The idea behind the original project of the Digital Services Act is the fight against illegal online content through imposed rules for a safer online space. However, according to the Bulgarian creative sector, the changes proposed by the European Parliament and the European Council would hinder the achievement of this goal and would even create a less healthy digital environment.
The points that are problematic for us and that we would like to address are the following:
1. Improving the accountability of online platforms, including search engines, must be achieved by introducing effective due diligence obligations and not by making them beneficiaries of a broad and unjustified immunity ("safe harbor”), as proposed. This will certainly reduce the level of responsibility for the effective removal of illegal content. It is also worrying that intermediaries can benefit from the privileges of a "safe harbor", even if they do not comply with their due diligence obligations.
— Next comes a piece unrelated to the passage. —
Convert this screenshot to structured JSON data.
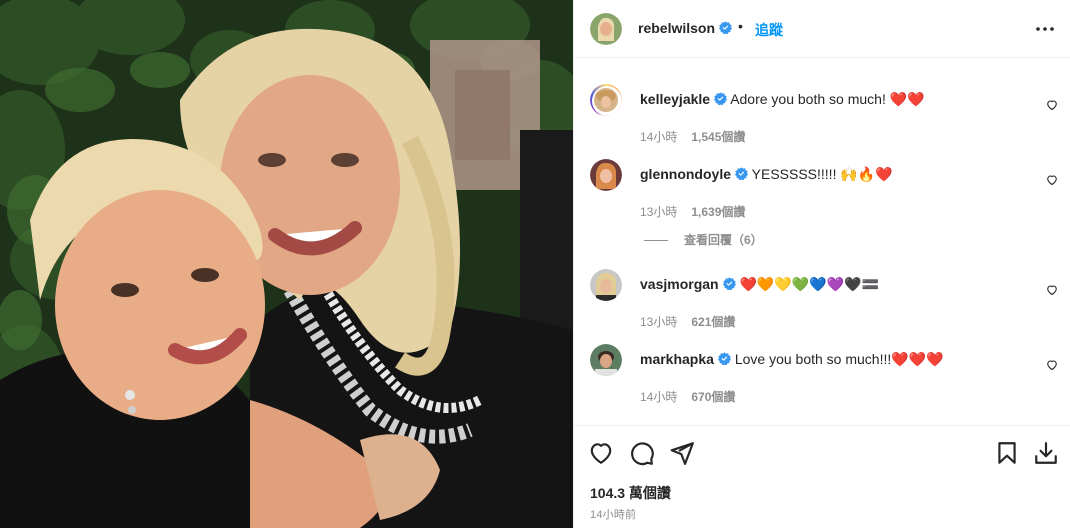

If that happens, it would remove all real incentives to comply with DSA obligations.
2. The principle of "subsidiarity", mentioned in the latest amendments adopted in December 2021 by the lead Committee on the Internal Market and Consumer Protection, means that right-holders will be obliged to take action against the direct infringer of their rights before they can prosecute the intermediary service provider. This would make the fight against online piracy extremely ineffective and would, in practice, work against the achieving of one of the main objectives of the Digital Services Act, which is to increase the accountability of intermediaries.
3. Extending the scope of the Customer Tracking Obligations is essential to tackling the serious problem of digital piracy sites and illegal operators operating on a commercial scale and hiding behind fake identities. There is also the need for more effective tools when it comes to dealing with fraudsters, repeat offenders, and systematic illegal activities. An appropriate mechanism must be put in place to enforce these obligations to ensure that EU consumers are exposed to as little illegal content, services, and products as possible and that right-holders are protected as much as possible from the illegal use of their works.
The decision will be taken depending on the position of MEPs during the European Parliament's DSA plenary vote scheduled for this month, as well as the position of each national Member State in the joint discussions of the three European institutions, which will begin after the plenary session vote, in the framework of the French Presidency of the EU.